A new study has assessed the Wikipedia gender gap, and describes some of the issues for online safety including trolling and doxxing.
There is a lack of female and non-binary Wikipedia editors. A team from University of Washington assessed the issues surrounding the Wikipedia gender gap by interviewing 25 well-established editors and found that online safety was a common theme in their interviews.
Discussions included how the Wikipedia editors managed their safety conceptually and physically and how they acted on their understanding to create safe spaces both on and off Wikipedia.
Exploring the Wikipedia gender gap
The video shows some of the researchers and participants in the Wikipedia gender gap study.
Co-author Wanda Pratt, a professor in the UW’s Information School, commented: “People can get harassed when they’re editing content in Wikipedia. If you’re constantly getting negative feedback for doing something, how often are you going to do it?”
Doxxing and trolling online

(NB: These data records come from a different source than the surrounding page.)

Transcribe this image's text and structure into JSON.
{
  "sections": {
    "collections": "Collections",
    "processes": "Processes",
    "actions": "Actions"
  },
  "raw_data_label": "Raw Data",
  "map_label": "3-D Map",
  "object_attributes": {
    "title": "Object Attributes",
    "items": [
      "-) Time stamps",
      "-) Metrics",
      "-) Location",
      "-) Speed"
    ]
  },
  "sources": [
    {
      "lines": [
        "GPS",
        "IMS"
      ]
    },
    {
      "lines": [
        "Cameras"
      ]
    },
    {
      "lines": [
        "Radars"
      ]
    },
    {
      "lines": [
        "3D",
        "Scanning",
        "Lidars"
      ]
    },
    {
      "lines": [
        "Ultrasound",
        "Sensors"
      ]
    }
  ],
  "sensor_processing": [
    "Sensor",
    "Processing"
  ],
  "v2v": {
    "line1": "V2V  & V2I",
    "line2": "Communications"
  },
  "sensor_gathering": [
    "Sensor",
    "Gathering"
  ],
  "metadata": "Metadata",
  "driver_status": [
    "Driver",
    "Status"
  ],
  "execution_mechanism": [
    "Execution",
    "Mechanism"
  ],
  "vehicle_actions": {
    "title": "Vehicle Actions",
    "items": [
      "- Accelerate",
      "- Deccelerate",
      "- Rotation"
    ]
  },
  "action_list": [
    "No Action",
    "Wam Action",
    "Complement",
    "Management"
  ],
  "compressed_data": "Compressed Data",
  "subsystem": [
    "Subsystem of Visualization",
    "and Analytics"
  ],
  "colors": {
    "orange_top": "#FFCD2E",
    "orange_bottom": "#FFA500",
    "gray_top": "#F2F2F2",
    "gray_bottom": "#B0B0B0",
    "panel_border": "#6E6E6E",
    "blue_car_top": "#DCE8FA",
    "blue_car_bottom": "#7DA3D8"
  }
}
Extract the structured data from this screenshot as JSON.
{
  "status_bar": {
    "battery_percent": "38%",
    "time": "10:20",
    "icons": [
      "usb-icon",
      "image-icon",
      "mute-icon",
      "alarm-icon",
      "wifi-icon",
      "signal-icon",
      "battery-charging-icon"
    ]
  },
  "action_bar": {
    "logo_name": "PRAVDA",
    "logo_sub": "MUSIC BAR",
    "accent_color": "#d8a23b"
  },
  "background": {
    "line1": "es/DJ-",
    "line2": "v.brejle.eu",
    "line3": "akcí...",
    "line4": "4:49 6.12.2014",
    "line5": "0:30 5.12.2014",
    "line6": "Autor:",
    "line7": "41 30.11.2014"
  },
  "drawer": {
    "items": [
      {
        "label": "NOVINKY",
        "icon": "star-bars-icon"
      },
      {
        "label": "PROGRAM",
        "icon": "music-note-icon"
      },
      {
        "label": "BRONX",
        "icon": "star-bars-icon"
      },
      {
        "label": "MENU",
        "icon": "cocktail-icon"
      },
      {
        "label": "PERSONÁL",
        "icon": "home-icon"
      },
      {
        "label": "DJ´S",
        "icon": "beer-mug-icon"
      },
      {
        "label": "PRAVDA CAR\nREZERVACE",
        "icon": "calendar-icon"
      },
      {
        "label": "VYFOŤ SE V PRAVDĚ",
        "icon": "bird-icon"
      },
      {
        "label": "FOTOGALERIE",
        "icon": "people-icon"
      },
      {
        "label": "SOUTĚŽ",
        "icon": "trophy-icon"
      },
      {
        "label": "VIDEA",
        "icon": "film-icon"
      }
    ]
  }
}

The first author and doctoral student in the iSchool, Amanda Menking, explained: “In the data we collected, it goes beyond trolling. There’s doxxing, which is exposing people’s personal information and where to find them online or in physical space such as their address. Some of the women we talked to received death threats.”
Why Wikipedia should be representative
The authors suggest solutions for future online environments that encourage equity, inclusivity and safety for historically marginalized users.
The study authors suggested solutions for online environments which encourage online safety, equity and inclusivity for historically marginalised users. Menking added:”Wikipedia says it’s the sum of all human knowledge and it’s the encyclopedia anyone can edit. That is a pretty big claim. There’s also a responsibility to be held to those claims, that if you say you are the sum of all human knowledge then you need representative humans contributing that information.”